As multi-cellular systems evolved to have organ systems that divided the metabolic needs of the body, individual organs evolved to perform the excretory function. Planaria are flatworms that live in fresh water. Their excretory system consists of two tubules connected to a highly branched duct system. The cells in the tubules are called flame cells because they have a cluster of cilia that looks like a flickering flame when viewed under the microscope, as illustrated in Figure 22.10a. The cilia propel waste matter down the tubules and out of the body through excretory pores that open on the body surface cilia also draw water from the interstitial fluid, allowing for filtration. Any valuable metabolites are recovered by reabsorption. Flame cells are found in flatworms, including parasitic tapeworms and free-living planaria. They also maintain the organisms osmotic balance.
Earthworms have slightly more evolved excretory structures called nephridia, illustrated in Figure 22.10b. A pair of nephridia is present on each segment of the earthworm.
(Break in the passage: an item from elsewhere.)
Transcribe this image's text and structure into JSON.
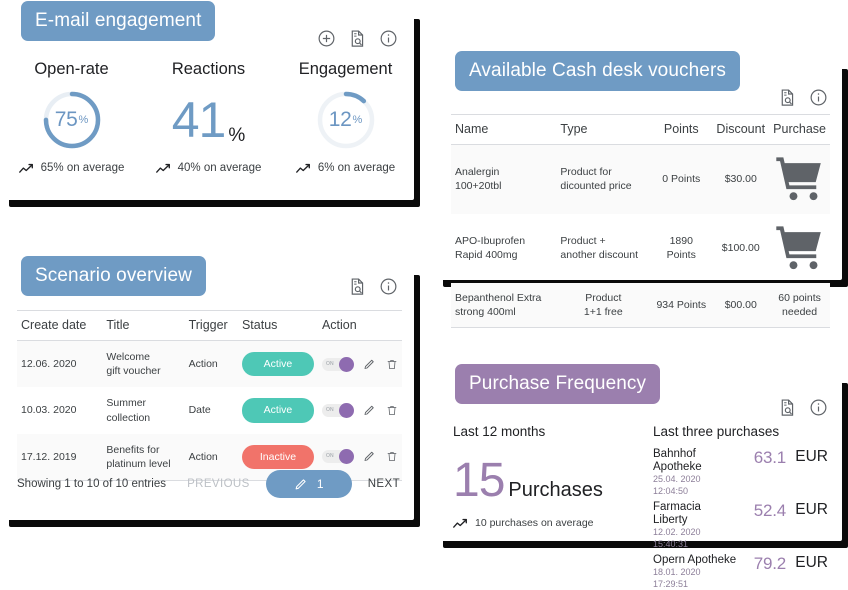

They are similar to flame cells in that they have a tubule with cilia. Excretion occurs through a pore called the nephridiopore. They are more evolved than the flame cells in that they have a system for tubular reabsorption by a capillary network before excretion.